■ What you have to do ■
Scan the listing below. Copy each line that contains "caption".

■ Supplied data ■
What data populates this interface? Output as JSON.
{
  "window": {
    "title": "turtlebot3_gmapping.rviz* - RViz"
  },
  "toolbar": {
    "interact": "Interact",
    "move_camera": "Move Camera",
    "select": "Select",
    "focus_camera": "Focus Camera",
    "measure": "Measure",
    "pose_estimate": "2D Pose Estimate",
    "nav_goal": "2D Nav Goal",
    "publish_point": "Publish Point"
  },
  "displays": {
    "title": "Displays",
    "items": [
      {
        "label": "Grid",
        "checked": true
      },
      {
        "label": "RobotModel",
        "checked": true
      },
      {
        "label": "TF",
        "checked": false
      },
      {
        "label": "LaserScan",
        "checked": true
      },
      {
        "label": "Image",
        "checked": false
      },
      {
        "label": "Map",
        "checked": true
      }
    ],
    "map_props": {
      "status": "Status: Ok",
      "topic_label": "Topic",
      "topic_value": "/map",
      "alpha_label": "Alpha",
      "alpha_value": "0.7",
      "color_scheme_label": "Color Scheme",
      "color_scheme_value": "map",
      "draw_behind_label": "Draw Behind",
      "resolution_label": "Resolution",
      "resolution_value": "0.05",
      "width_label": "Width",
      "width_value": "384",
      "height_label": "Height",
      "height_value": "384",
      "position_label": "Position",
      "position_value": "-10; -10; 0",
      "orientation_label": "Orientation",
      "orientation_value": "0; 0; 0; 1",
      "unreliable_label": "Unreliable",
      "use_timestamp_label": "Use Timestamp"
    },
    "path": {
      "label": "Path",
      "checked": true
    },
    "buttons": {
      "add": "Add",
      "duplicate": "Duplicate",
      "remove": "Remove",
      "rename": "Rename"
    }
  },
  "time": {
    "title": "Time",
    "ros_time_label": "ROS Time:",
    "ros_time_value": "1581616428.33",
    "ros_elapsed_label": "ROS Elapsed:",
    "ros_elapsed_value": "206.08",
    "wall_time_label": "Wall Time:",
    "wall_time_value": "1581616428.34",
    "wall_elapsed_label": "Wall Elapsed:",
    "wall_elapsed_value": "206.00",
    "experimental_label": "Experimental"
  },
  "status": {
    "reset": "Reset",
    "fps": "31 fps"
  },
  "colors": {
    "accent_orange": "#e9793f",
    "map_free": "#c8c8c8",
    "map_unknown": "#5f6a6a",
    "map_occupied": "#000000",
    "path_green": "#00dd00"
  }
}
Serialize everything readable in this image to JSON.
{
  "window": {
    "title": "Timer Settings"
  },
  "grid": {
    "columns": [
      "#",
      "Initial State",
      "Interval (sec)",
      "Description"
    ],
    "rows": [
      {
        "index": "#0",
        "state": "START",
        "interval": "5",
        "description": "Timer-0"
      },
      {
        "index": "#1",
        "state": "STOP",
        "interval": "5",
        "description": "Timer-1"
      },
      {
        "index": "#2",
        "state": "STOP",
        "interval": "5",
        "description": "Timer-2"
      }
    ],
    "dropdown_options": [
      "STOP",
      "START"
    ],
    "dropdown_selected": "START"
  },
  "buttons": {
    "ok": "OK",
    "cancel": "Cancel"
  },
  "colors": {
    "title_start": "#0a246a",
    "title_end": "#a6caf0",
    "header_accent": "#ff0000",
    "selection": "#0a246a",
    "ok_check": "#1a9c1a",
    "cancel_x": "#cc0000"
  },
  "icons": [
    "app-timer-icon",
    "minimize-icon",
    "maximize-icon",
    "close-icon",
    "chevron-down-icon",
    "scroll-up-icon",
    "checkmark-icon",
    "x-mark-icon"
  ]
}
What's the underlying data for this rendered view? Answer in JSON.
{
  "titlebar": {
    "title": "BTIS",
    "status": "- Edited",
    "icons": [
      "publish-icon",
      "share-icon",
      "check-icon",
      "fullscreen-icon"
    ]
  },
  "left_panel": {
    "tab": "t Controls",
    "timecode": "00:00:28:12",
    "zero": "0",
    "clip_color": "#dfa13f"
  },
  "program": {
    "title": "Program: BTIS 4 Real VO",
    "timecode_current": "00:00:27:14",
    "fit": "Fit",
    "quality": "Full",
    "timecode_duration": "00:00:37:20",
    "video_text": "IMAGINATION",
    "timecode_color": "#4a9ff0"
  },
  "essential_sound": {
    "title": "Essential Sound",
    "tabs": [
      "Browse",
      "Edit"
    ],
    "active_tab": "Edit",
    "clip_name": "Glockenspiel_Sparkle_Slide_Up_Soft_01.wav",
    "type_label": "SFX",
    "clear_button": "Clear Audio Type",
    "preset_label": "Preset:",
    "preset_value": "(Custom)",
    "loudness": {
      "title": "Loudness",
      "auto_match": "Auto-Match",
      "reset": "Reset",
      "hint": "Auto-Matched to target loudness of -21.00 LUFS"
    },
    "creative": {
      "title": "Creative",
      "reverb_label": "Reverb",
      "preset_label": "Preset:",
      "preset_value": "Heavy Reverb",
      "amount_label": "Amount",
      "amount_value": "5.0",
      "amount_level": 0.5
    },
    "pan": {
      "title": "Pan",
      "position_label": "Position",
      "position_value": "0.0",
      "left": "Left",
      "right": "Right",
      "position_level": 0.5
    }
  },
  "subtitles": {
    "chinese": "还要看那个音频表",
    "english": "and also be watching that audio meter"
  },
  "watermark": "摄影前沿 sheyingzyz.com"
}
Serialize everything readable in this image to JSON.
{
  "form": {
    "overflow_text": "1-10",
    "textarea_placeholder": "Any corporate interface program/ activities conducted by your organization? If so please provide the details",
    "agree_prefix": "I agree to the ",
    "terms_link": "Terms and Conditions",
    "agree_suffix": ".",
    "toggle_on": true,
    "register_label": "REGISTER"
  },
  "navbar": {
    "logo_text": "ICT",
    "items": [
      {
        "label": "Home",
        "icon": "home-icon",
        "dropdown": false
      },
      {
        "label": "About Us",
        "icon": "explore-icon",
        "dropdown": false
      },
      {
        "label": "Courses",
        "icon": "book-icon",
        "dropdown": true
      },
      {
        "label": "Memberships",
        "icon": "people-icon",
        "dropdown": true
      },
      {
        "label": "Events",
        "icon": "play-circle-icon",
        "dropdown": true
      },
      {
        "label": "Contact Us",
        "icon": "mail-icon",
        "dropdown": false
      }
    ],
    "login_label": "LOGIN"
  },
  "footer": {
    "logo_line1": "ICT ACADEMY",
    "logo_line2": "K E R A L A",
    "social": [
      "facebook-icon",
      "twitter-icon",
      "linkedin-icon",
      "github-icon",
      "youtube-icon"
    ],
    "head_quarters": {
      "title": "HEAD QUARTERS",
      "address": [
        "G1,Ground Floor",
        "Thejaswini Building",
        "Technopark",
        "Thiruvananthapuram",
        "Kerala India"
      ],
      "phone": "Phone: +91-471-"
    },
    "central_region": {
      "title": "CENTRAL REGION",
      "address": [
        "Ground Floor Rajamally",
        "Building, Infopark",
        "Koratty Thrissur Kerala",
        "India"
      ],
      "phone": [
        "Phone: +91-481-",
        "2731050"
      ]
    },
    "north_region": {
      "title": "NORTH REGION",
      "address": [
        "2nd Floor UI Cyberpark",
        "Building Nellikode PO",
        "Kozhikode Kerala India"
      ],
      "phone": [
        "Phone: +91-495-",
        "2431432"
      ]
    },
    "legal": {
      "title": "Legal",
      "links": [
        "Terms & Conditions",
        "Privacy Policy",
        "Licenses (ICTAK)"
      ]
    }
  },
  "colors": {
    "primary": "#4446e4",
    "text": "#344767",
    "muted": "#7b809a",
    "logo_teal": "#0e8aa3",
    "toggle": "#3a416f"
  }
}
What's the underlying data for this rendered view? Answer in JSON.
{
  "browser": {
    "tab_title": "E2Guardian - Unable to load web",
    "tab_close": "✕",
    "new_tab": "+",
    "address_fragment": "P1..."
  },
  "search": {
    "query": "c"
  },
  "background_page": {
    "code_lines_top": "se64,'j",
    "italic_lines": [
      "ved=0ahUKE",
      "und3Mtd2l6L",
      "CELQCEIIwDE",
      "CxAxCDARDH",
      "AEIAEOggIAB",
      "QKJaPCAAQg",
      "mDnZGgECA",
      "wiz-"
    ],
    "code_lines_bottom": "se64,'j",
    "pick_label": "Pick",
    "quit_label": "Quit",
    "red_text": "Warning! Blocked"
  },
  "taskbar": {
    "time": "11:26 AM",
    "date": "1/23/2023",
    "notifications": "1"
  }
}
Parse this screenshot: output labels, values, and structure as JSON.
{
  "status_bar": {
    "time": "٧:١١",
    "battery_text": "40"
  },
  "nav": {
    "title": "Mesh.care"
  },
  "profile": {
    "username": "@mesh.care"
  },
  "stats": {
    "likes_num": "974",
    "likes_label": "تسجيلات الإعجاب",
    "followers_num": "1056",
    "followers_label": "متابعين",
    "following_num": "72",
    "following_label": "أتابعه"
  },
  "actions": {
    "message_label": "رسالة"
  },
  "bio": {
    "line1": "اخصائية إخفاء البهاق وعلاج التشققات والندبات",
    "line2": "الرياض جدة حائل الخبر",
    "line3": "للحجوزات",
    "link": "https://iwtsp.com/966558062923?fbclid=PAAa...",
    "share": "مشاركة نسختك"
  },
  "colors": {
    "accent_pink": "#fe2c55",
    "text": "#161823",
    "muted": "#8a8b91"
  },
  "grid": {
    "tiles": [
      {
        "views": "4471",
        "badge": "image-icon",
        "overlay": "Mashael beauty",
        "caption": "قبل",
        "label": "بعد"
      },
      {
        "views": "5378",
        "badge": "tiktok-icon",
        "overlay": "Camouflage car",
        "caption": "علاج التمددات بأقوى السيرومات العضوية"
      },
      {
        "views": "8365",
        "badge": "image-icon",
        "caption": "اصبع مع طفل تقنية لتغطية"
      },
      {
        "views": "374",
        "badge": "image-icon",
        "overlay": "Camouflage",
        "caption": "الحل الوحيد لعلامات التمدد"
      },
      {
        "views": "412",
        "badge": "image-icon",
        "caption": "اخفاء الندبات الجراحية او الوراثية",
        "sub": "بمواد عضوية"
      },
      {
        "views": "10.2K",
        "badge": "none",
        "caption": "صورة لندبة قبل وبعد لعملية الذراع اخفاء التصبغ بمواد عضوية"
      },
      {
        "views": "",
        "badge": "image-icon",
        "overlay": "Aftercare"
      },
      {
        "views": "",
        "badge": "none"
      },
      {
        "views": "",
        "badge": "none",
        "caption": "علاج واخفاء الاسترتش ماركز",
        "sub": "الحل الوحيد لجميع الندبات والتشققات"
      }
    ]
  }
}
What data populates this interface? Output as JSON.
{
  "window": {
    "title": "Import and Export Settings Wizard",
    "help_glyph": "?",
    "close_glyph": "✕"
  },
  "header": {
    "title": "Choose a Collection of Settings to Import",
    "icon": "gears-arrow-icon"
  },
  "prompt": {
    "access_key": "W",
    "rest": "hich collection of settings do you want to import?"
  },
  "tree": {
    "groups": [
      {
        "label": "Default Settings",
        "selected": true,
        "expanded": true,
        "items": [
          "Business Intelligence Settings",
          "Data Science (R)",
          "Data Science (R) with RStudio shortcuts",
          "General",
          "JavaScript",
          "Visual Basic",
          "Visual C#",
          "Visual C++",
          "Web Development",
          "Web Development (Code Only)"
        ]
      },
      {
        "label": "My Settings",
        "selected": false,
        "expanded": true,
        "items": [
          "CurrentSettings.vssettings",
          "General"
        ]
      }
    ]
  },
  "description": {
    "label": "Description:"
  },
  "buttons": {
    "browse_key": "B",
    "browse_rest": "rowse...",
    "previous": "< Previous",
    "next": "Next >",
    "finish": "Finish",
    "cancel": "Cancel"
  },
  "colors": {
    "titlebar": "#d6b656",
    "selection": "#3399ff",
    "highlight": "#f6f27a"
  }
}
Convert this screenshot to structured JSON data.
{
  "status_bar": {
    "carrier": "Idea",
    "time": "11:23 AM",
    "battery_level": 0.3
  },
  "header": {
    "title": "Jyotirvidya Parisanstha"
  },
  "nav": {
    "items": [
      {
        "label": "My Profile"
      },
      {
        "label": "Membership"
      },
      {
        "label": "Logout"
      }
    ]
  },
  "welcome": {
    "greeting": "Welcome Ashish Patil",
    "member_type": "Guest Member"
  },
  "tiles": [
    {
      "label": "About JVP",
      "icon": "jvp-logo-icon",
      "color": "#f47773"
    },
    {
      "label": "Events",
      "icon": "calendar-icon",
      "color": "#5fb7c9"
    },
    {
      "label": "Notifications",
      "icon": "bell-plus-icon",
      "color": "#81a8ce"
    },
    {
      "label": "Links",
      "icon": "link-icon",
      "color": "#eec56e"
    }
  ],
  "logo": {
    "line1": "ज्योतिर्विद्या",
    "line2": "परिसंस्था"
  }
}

■ Response to this task ■
        "caption": "قبل",
        "caption": "علاج التمددات بأقوى السيرومات العضوية"
        "caption": "اصبع مع طفل تقنية لتغطية"
        "caption": "الحل الوحيد لعلامات التمدد"
        "caption": "اخفاء الندبات الجراحية او الوراثية",
        "caption": "صورة لندبة قبل وبعد لعملية الذراع اخفاء التصبغ بمواد عضوية"
        "caption": "علاج واخفاء الاسترتش ماركز",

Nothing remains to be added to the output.